The Global Network Initiative (GNI) was founded in October 2008 to help technology firms navigate the political implications of their success. Engineers at the world’s leading technology firms have been incredibly innovative, but do not always the global dynamics of their innovation. Moreover, they do not always acknowledge the ways in which politicians get involved with the design process. The creation of the GNI signaled that some in the technology sector were ready to start having more open conversations. Facebook recently joined the GNI–now four years old–as an “observer”. But the company’s founder Mark Zuckerberg also traveled to Moscow to meet with that country’s tech-savvy second-in-command, Dmitri Medvedev. With the anniversary of the GNI in mind, let’s consider the different ways of interpreting the Zuckerberg-Medvedev summit.
The “Only Nixon Could Go To China” Interpretation

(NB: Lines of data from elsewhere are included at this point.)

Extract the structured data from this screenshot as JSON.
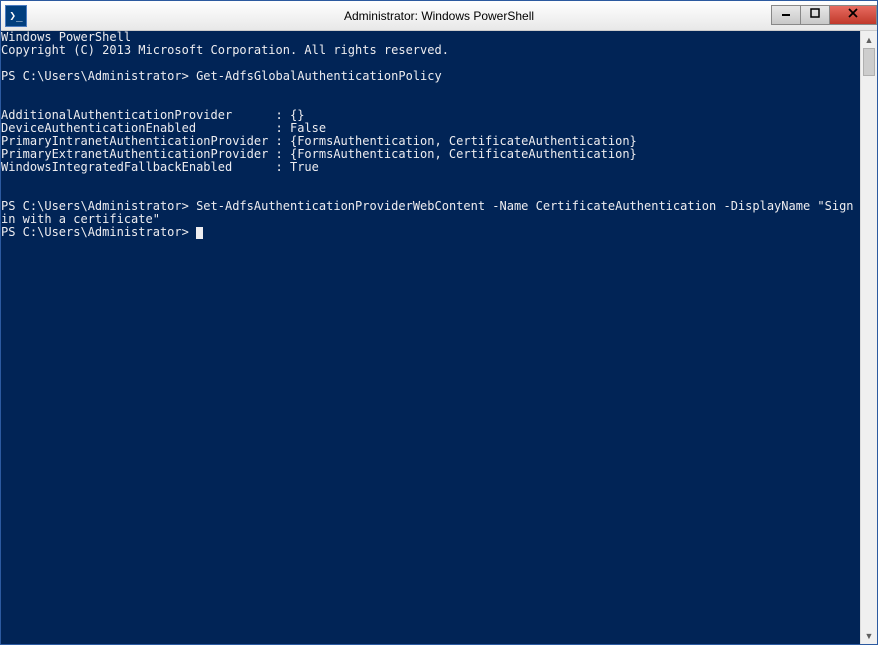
{
  "window": {
    "title": "Administrator: Windows PowerShell",
    "icon_glyph": "❯_"
  },
  "controls": {
    "minimize": "—",
    "maximize": "□",
    "close": "✕"
  },
  "console": {
    "line1": "Windows PowerShell",
    "line2": "Copyright (C) 2013 Microsoft Corporation. All rights reserved.",
    "blank1": "",
    "prompt1": "PS C:\\Users\\Administrator> ",
    "cmd1": "Get-AdfsGlobalAuthenticationPolicy",
    "blank2": "",
    "blank3": "",
    "out1": "AdditionalAuthenticationProvider      : {}",
    "out2": "DeviceAuthenticationEnabled           : False",
    "out3": "PrimaryIntranetAuthenticationProvider : {FormsAuthentication, CertificateAuthentication}",
    "out4": "PrimaryExtranetAuthenticationProvider : {FormsAuthentication, CertificateAuthentication}",
    "out5": "WindowsIntegratedFallbackEnabled      : True",
    "blank4": "",
    "blank5": "",
    "prompt2": "PS C:\\Users\\Administrator> ",
    "cmd2": "Set-AdfsAuthenticationProviderWebContent -Name CertificateAuthentication -DisplayName \"Sign in with a certificate\"",
    "prompt3": "PS C:\\Users\\Administrator> "
  },
  "scrollbar": {
    "up": "▲",
    "down": "▼"
  }
}
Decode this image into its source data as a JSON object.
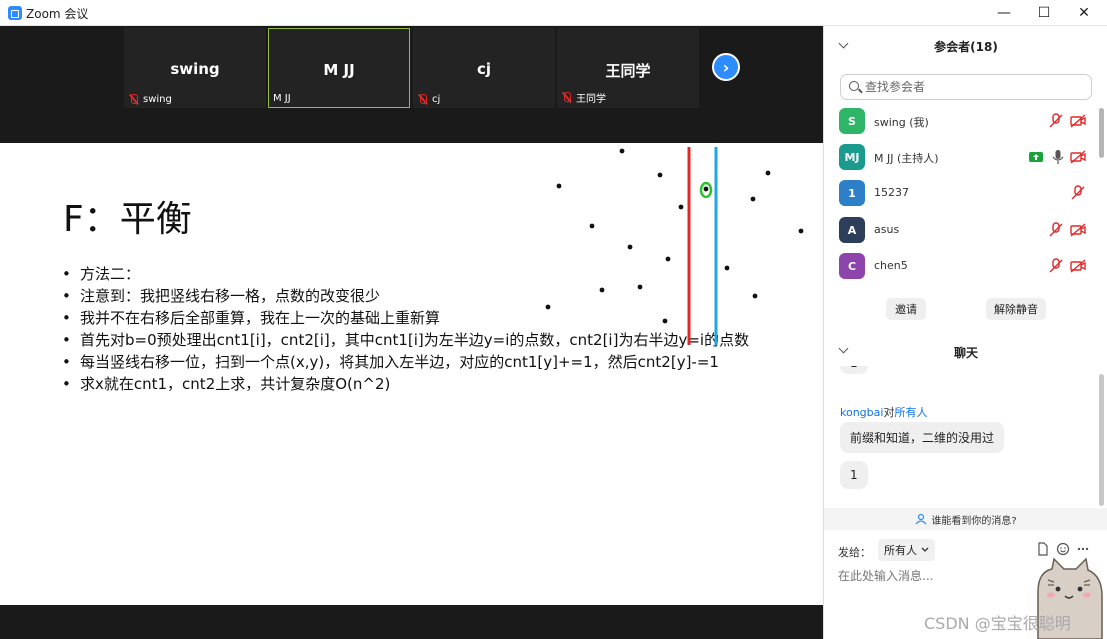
{
  "window": {
    "title": "Zoom 会议",
    "minimize": "—",
    "maximize": "☐",
    "close": "✕"
  },
  "tiles": [
    {
      "name": "swing",
      "footer": "swing"
    },
    {
      "name": "M JJ",
      "footer": "M JJ"
    },
    {
      "name": "cj",
      "footer": "cj"
    },
    {
      "name": "王同学",
      "footer": "王同学"
    }
  ],
  "next_label": "›",
  "slide": {
    "title": "F：平衡",
    "bullets": [
      "方法二：",
      "注意到：我把竖线右移一格，点数的改变很少",
      "我并不在右移后全部重算，我在上一次的基础上重新算",
      "首先对b=0预处理出cnt1[i]，cnt2[i]，其中cnt1[i]为左半边y=i的点数，cnt2[i]为右半边y=i的点数",
      "每当竖线右移一位，扫到一个点(x,y)，将其加入左半边，对应的cnt1[y]+=1，然后cnt2[y]-=1",
      "求x就在cnt1，cnt2上求，共计复杂度O(n^2)"
    ],
    "line_colors": {
      "left": "#e02828",
      "right": "#1ea7e4"
    },
    "highlight_color": "#2ec02e"
  },
  "panel": {
    "participants_title": "参会者(18)",
    "search_placeholder": "查找参会者",
    "participants": [
      {
        "initials": "S",
        "name": "swing (我)",
        "color": "#2fb567"
      },
      {
        "initials": "MJ",
        "name": "M JJ (主持人)",
        "color": "#1a9b8e"
      },
      {
        "initials": "1",
        "name": "15237",
        "color": "#2d7fc8"
      },
      {
        "initials": "A",
        "name": "asus",
        "color": "#2c3e5a"
      },
      {
        "initials": "C",
        "name": "chen5",
        "color": "#8e44ad"
      }
    ],
    "invite_label": "邀请",
    "unmute_label": "解除静音",
    "chat_title": "聊天",
    "chat_prev_bubble": "1",
    "chat_sender": "kongbai",
    "chat_to_word": "对",
    "chat_recipient": "所有人",
    "chat_messages": [
      "前缀和知道，二维的没用过",
      "1"
    ],
    "who_sees": "谁能看到你的消息?",
    "send_to_label": "发给：",
    "send_to_value": "所有人",
    "input_placeholder": "在此处输入消息..."
  },
  "watermark": "CSDN @宝宝很聪明"
}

This metaphor is supposed to refer to what happens when someone with good credibility on an issue engages with someone who has little credibility on that issue. For observers, the hope in such a meeting is that the person with credibility will make forceful arguments, represent the strength of international consensus, and even change minds on the other side. So the CEO of the leading social network application must have traveled to Moscow to convince the Russian government that Facebook represented an important information infrastructure for both personal communications and public life. Encouraging Russians to take control of their own social networks–and social capital–could only be good for the country’s economic, cultural and political future. Surrendering the management of social networks and opening up information access to individual internet users might have consequences for the authoritarian regime. But in face-to-face conversation, Medvedev might have come around to the idea that the benefits of a more open public sphere were more important than the risks to his authority.
The Looking for Markets Interpretation
Some observers might interpret the public appearances of Zuckerberg and Medvedev as evidence that the CEO of Facebook was courting new markets. This might have meant promising that Facebook would cooperate with the Russian government’s requests for information on particular users. Or it might have meant that the company had no particular interests in the political fate of the current government. Much of the media coverage of this event takes the angle that Zuckerberg was meeting with Russian elites to help secure market share. Good personal relations might mean that the Russian state would be less likely to block access to Facebook for the Russian user base during a political crisis. It might mean that Russia’s ultra-nationalists are an important new market segment, and posing with Medvedev was about a new branding strategy.
Wither the GNI?
Founded by Microsoft, Yahoo! and Google, the GNI was going to help the tech sector engage in policy conversations, learn from each other’s experiences, and make companies accountable for their behavior. Facebook is an “observer”, but Intel, Cisco, Twitter and Amazon haven’t signed up. The GNI has not attracted many non-US firms. Meanwhile, prominent human rights organizations say the GNI does not high expectations for the conduct of its corporate members. When authoritarian governments ask for digital evidence about the online activities of their citizens, or ask for infrastructural changes that make surveillance a little easier, many firms, much of the time, acquiesce.
Alas, even the GNI’s members have been unable to resist demands from authoritarian governments for censorship or evidence about the democracy activism of technology users. Evidence provided by Yahoo! has led to the imprisonment of democracy activists. Microsoft complied with a request to shut down a blogger. Google censors its own search results for Chinese users, at the behest of the Chinese Party. When the GNI turns 5, let’s see a) how many of the GNI’s own members have been scolded for their behavior, b) how many non-member firms have been scolded for their behavior, and c) how many countries have been scolded for their behavior. Some might want to see much more than scolding, since there only a few examples of how industry-led self-regulation can work. More formal sanctions and rewards might eventually be needed to help encourage the good behavior of Western technology firms and the governments that want to connect to the global information economy.
If, in its fifth year, the GNI has scolded few of its members, other technology firms, or governments, it may be time to greatly simplify the organization’s commandments. One could be “Though shall not tailor software, hardware, standards, code or protocols at the request of particular governments.” Some governments can certainly develop their own information technologies (though only China may be the only one with the resources to regularly do this). But if the GNI is to live much longer and be a global network initiative, the members of this association should value global standards and a global user base, and work towards spreading norms of open internet use globally.
The GNI may be flawed, but its objective of getting tech firms to resist political interference with user-generated content is noble. Watching Zuckerberg go to Russia should remind us all that technology firms are political actors who need some public policy oversight.
Update: I agree the GNI is worth strengthening because its objectives are worthwhile, and Rebecca MacKinnon’s Consent of the Networked documents its successes and challenges. The fact checking errors here are mine: some of the most high-profile examples of industry acquiescence occurred before the GNI was formed, further demonstration of its value.